Problem to work on:
Retype all of the data without changing a single word.

App and web page records:

▬▬▬▬▬▬▬▬▬▬

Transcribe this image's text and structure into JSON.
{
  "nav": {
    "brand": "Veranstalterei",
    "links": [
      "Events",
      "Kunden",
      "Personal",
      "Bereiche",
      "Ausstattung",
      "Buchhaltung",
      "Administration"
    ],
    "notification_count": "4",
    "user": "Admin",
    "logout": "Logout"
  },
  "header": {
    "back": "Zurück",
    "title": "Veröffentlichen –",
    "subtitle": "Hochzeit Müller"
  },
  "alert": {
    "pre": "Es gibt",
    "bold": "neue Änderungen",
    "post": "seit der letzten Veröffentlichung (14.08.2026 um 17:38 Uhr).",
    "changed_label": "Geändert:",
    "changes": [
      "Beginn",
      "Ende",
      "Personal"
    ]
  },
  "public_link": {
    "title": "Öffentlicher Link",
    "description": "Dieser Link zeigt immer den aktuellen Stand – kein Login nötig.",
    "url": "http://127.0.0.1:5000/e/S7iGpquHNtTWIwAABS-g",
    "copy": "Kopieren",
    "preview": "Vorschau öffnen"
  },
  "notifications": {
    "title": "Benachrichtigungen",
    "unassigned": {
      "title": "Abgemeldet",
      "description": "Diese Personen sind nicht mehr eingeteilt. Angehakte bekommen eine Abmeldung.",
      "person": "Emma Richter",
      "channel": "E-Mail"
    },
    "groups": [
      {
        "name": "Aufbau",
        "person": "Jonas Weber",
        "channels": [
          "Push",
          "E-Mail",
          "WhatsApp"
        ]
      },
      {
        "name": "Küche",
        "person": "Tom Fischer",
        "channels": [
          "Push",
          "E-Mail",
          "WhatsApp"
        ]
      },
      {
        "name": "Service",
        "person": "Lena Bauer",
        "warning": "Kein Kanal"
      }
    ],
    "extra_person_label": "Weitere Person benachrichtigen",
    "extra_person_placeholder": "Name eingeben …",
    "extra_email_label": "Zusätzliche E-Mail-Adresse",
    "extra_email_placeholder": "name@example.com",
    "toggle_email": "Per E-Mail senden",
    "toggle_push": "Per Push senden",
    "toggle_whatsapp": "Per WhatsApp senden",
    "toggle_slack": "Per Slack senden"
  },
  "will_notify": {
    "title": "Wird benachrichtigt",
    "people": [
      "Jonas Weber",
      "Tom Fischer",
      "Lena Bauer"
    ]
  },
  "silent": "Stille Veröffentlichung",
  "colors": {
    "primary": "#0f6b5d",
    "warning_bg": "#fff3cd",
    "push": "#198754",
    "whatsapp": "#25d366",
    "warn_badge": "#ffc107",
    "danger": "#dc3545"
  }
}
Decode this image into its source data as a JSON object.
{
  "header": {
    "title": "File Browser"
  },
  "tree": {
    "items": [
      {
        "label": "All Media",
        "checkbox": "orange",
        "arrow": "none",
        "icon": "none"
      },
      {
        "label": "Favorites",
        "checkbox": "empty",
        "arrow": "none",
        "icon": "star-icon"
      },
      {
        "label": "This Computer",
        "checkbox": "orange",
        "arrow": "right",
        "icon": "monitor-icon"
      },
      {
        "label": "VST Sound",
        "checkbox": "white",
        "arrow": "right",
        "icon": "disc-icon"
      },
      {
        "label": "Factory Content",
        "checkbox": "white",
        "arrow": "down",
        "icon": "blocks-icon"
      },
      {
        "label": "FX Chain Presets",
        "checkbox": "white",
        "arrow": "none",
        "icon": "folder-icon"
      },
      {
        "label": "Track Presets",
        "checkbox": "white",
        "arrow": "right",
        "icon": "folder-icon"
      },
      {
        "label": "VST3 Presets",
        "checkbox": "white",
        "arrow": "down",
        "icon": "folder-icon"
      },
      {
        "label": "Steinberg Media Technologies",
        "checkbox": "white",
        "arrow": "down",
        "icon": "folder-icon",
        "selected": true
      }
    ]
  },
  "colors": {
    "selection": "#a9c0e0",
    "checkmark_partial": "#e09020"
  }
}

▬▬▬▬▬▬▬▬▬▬

Reply to the exercise:
Transcribe this image's text and structure into JSON.
{
  "nav": {
    "brand": "Veranstalterei",
    "links": [
      "Events",
      "Kunden",
      "Personal",
      "Bereiche",
      "Ausstattung",
      "Buchhaltung",
      "Administration"
    ],
    "notification_count": "4",
    "user": "Admin",
    "logout": "Logout"
  },
  "header": {
    "back": "Zurück",
    "title": "Veröffentlichen –",
    "subtitle": "Hochzeit Müller"
  },
  "alert": {
    "pre": "Es gibt",
    "bold": "neue Änderungen",
    "post": "seit der letzten Veröffentlichung (14.08.2026 um 17:38 Uhr).",
    "changed_label": "Geändert:",
    "changes": [
      "Beginn",
      "Ende",
      "Personal"
    ]
  },
  "public_link": {
    "title": "Öffentlicher Link",
    "description": "Dieser Link zeigt immer den aktuellen Stand – kein Login nötig.",
    "url": "http://127.0.0.1:5000/e/S7iGpquHNtTWIwAABS-g",
    "copy": "Kopieren",
    "preview": "Vorschau öffnen"
  },
  "notifications": {
    "title": "Benachrichtigungen",
    "unassigned": {
      "title": "Abgemeldet",
      "description": "Diese Personen sind nicht mehr eingeteilt. Angehakte bekommen eine Abmeldung.",
      "person": "Emma Richter",
      "channel": "E-Mail"
    },
    "groups": [
      {
        "name": "Aufbau",
        "person": "Jonas Weber",
        "channels": [
          "Push",
          "E-Mail",
          "WhatsApp"
        ]
      },
      {
        "name": "Küche",
        "person": "Tom Fischer",
        "channels": [
          "Push",
          "E-Mail",
          "WhatsApp"
        ]
      },
      {
        "name": "Service",
        "person": "Lena Bauer",
        "warning": "Kein Kanal"
      }
    ],
    "extra_person_label": "Weitere Person benachrichtigen",
    "extra_person_placeholder": "Name eingeben …",
    "extra_email_label": "Zusätzliche E-Mail-Adresse",
    "extra_email_placeholder": "name@example.com",
    "toggle_email": "Per E-Mail senden",
    "toggle_push": "Per Push senden",
    "toggle_whatsapp": "Per WhatsApp senden",
    "toggle_slack": "Per Slack senden"
  },
  "will_notify": {
    "title": "Wird benachrichtigt",
    "people": [
      "Jonas Weber",
      "Tom Fischer",
      "Lena Bauer"
    ]
  },
  "silent": "Stille Veröffentlichung",
  "colors": {
    "primary": "#0f6b5d",
    "warning_bg": "#fff3cd",
    "push": "#198754",
    "whatsapp": "#25d366",
    "warn_badge": "#ffc107",
    "danger": "#dc3545"
  }
}
Decode this image into its source data as a JSON object.
{
  "header": {
    "title": "File Browser"
  },
  "tree": {
    "items": [
      {
        "label": "All Media",
        "checkbox": "orange",
        "arrow": "none",
        "icon": "none"
      },
      {
        "label": "Favorites",
        "checkbox": "empty",
        "arrow": "none",
        "icon": "star-icon"
      },
      {
        "label": "This Computer",
        "checkbox": "orange",
        "arrow": "right",
        "icon": "monitor-icon"
      },
      {
        "label": "VST Sound",
        "checkbox": "white",
        "arrow": "right",
        "icon": "disc-icon"
      },
      {
        "label": "Factory Content",
        "checkbox": "white",
        "arrow": "down",
        "icon": "blocks-icon"
      },
      {
        "label": "FX Chain Presets",
        "checkbox": "white",
        "arrow": "none",
        "icon": "folder-icon"
      },
      {
        "label": "Track Presets",
        "checkbox": "white",
        "arrow": "right",
        "icon": "folder-icon"
      },
      {
        "label": "VST3 Presets",
        "checkbox": "white",
        "arrow": "down",
        "icon": "folder-icon"
      },
      {
        "label": "Steinberg Media Technologies",
        "checkbox": "white",
        "arrow": "down",
        "icon": "folder-icon",
        "selected": true
      }
    ]
  },
  "colors": {
    "selection": "#a9c0e0",
    "checkmark_partial": "#e09020"
  }
}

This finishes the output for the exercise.